>>>
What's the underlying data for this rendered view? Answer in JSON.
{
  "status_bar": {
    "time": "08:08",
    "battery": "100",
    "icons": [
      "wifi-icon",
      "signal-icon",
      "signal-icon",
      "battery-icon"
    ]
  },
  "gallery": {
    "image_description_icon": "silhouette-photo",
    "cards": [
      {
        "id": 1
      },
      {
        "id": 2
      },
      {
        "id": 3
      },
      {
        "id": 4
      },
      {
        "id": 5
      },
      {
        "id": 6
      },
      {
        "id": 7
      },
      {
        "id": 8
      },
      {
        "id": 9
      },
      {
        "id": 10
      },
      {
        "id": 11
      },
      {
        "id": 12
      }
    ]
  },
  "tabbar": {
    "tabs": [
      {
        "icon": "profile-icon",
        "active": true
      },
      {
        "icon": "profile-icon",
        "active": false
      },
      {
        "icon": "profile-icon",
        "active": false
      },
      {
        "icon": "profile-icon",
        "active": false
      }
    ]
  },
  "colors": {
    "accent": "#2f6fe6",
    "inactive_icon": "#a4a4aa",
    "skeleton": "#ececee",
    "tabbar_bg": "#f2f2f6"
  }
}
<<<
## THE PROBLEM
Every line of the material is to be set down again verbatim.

## ANSWER FOR THE TASK
What's the underlying data for this rendered view? Answer in JSON.
{
  "status_bar": {
    "time": "08:08",
    "battery": "100",
    "icons": [
      "wifi-icon",
      "signal-icon",
      "signal-icon",
      "battery-icon"
    ]
  },
  "gallery": {
    "image_description_icon": "silhouette-photo",
    "cards": [
      {
        "id": 1
      },
      {
        "id": 2
      },
      {
        "id": 3
      },
      {
        "id": 4
      },
      {
        "id": 5
      },
      {
        "id": 6
      },
      {
        "id": 7
      },
      {
        "id": 8
      },
      {
        "id": 9
      },
      {
        "id": 10
      },
      {
        "id": 11
      },
      {
        "id": 12
      }
    ]
  },
  "tabbar": {
    "tabs": [
      {
        "icon": "profile-icon",
        "active": true
      },
      {
        "icon": "profile-icon",
        "active": false
      },
      {
        "icon": "profile-icon",
        "active": false
      },
      {
        "icon": "profile-icon",
        "active": false
      }
    ]
  },
  "colors": {
    "accent": "#2f6fe6",
    "inactive_icon": "#a4a4aa",
    "skeleton": "#ececee",
    "tabbar_bg": "#f2f2f6"
  }
}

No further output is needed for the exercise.